Where "name" occurs in a line of the entries below, copy that line.
+++ Records for this exercise +++
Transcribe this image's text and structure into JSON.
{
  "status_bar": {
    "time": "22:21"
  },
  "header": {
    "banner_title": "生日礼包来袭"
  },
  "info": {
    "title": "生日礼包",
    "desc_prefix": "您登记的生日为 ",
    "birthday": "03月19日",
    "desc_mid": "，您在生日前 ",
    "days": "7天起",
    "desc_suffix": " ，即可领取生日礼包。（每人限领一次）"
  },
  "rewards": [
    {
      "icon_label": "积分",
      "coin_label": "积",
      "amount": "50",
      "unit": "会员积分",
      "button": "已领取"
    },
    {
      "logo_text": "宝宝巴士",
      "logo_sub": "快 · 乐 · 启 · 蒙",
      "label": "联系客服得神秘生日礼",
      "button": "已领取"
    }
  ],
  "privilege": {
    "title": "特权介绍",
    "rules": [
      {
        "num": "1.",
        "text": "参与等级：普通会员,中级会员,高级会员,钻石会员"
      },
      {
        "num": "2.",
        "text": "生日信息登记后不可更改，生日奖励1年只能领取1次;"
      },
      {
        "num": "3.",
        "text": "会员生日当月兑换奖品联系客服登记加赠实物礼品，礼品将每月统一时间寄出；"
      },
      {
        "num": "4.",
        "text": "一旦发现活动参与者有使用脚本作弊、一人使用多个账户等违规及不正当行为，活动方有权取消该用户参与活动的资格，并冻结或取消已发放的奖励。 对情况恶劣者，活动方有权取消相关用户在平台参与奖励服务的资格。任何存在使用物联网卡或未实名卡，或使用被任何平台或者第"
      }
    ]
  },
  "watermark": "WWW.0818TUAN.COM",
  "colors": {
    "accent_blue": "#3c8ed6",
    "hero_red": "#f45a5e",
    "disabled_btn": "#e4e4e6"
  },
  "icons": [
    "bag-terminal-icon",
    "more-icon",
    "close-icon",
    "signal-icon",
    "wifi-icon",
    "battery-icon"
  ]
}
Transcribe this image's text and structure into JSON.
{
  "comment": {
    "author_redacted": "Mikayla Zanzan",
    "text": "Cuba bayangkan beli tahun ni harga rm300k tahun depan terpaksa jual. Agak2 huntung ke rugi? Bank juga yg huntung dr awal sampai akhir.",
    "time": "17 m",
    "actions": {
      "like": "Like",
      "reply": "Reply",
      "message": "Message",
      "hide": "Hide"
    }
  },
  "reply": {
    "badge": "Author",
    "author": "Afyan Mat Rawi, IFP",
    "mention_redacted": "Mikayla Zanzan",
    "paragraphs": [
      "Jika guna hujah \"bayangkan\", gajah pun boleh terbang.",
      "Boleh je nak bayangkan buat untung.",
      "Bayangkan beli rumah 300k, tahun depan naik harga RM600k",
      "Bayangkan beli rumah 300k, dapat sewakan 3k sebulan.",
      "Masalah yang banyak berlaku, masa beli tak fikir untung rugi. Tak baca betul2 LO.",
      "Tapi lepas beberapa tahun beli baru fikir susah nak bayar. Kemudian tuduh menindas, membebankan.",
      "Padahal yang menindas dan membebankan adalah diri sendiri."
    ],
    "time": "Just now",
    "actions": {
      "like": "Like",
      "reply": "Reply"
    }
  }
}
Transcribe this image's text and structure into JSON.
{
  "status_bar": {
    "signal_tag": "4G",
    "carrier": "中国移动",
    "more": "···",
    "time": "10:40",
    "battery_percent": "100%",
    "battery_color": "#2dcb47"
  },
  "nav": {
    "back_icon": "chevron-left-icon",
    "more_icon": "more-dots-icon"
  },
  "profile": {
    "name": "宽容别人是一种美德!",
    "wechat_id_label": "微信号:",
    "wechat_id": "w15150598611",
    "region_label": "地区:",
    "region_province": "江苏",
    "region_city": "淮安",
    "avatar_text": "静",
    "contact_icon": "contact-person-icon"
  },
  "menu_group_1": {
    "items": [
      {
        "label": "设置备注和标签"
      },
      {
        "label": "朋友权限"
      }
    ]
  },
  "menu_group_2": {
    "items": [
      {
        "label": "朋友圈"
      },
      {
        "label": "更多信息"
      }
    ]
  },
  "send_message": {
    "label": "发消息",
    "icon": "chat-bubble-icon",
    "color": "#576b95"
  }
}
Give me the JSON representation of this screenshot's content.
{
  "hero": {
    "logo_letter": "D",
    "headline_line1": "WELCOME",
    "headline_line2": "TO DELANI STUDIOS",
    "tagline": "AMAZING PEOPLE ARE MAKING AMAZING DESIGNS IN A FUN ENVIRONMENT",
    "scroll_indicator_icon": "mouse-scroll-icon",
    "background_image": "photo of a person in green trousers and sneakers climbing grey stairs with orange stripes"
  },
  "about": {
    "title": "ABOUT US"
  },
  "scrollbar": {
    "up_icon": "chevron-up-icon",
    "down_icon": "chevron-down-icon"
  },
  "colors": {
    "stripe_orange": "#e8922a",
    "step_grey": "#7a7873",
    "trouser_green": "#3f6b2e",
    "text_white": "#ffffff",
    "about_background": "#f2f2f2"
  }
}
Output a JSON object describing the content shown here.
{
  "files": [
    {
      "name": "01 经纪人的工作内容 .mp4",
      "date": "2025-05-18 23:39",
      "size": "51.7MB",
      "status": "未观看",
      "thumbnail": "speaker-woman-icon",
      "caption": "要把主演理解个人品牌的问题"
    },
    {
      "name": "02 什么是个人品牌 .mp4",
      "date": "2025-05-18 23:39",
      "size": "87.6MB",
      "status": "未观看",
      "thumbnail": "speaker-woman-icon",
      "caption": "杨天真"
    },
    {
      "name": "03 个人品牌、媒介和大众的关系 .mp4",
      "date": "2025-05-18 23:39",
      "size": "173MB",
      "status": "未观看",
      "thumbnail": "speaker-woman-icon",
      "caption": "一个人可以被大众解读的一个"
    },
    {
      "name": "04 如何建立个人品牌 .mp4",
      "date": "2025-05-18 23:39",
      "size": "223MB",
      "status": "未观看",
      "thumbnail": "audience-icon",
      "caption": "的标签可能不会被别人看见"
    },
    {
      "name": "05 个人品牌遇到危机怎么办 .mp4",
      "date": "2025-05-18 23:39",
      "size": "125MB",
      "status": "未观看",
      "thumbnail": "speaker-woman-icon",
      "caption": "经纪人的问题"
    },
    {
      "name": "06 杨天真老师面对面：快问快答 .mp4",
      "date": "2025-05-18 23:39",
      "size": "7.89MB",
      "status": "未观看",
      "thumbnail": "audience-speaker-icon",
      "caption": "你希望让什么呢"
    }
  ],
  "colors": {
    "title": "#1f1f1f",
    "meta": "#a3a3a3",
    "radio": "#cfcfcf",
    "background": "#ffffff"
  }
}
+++
### Output for this exercise
    "name": "宽容别人是一种美德!",
      "name": "01 经纪人的工作内容 .mp4",
      "name": "02 什么是个人品牌 .mp4",
      "name": "03 个人品牌、媒介和大众的关系 .mp4",
      "name": "04 如何建立个人品牌 .mp4",
      "name": "05 个人品牌遇到危机怎么办 .mp4",
      "name": "06 杨天真老师面对面：快问快答 .mp4",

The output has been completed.